Ch’ing•lish delights while probing cultural differences
The Sapir-Whorf Principle theorizes that we are the language we use, that our beliefs, attitudes and values all center on our ability to use verbalization. Misunderstandings are created when there is a clash of languages used by communicators.
Tony winner David Henry Hwang’s Ch’ing•lish, now on stage in New York’s Longacre Theater, is a delightful and insightful proof of Sapir-Whorf.
Chinglish refers to spoken or written English that is influenced by the Chinese language.
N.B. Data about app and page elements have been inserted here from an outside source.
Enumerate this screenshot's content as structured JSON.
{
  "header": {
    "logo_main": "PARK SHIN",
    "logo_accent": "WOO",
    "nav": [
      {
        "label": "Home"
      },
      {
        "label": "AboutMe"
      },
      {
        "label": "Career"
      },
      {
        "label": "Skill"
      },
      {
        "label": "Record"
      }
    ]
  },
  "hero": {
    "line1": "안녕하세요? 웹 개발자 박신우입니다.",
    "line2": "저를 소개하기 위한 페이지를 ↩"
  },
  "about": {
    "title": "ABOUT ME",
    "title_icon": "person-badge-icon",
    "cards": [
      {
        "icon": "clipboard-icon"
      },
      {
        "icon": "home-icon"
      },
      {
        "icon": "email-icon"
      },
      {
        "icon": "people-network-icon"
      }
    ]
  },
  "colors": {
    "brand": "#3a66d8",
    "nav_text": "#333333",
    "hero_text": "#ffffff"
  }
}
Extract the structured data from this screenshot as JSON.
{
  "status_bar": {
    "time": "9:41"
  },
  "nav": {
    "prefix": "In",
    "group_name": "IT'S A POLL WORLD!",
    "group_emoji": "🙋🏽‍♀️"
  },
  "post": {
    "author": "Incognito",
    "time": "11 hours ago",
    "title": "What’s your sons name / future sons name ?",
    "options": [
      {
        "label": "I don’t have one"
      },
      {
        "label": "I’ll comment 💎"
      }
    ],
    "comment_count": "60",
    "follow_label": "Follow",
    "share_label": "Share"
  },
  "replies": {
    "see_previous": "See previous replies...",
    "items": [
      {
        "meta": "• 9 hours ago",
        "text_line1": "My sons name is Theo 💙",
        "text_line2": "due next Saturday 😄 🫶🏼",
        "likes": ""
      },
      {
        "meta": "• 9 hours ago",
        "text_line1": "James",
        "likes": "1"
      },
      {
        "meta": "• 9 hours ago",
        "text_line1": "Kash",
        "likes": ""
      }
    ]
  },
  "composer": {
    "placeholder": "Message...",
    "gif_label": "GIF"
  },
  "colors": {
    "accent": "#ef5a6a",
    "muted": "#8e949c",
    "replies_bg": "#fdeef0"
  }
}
It is commonly applied to ungrammatical or nonsensical English in Chinese contexts.
"Be careful not to slip and fall” in English translates to “slip carefully” in Chinglish. “False Alarm!” becomes “The Siren Lies!,” “Don't Feed the Birds!” is stated as “The Fowl Cannot Eat,” and “quiet please“ is translated as “no noising!” Want to know how well you understand Chinglish? Go the play’s website and take a test: http://chinglishbroadway.com/chinglish-translation
In the play’s opening scene, Cleveland businessman, Daniel Cavanaugh (Gary Wilmes) is giving a presentation to fellow Ohio entrepreneurs about his experiences in obtaining a contract in a small Chinese city.
As we observe, a series of scenes portray the difficulty of overcoming the Chinese-English language barrier and customs, including the concept of guanxi (the social networks that operate in the Chinese business world). Interestingly, the production is presented in a mix of spoken English and Mandarin with the use of subtitles flashed on the scenery. This is surely a first in the history of Broadway.
The production, under the direction of Leigh Silverman, is delightful. The opening scene is nothing short of hilarious, as are all those segments in which the Chinese interpreters attempt to translate what Cavanaugh is saying. The chaos that results cannot be described, it has to be experienced to be appreciated.
Wilmes is believable and develops a textured character. Stephen Pucci, as Cavanaugh’s so-called business consultant, is excellent as he transforms from aide to fake. His breakdown scene is a laugh riot. Jennifer Lim, as Cavanaugh’s adversary turned lover and help-mate, gives a fine performance. The rest of cast is equally strong.
David Korin’s set design is intriguing. It’s fascinating watching the set pieces flow seamlessly on a turntable and wagons to form numerous settings.
Capsule judgement: Ch’iNg•lish is a fascinating and delightful study of the clash of cultures based on the languages we use.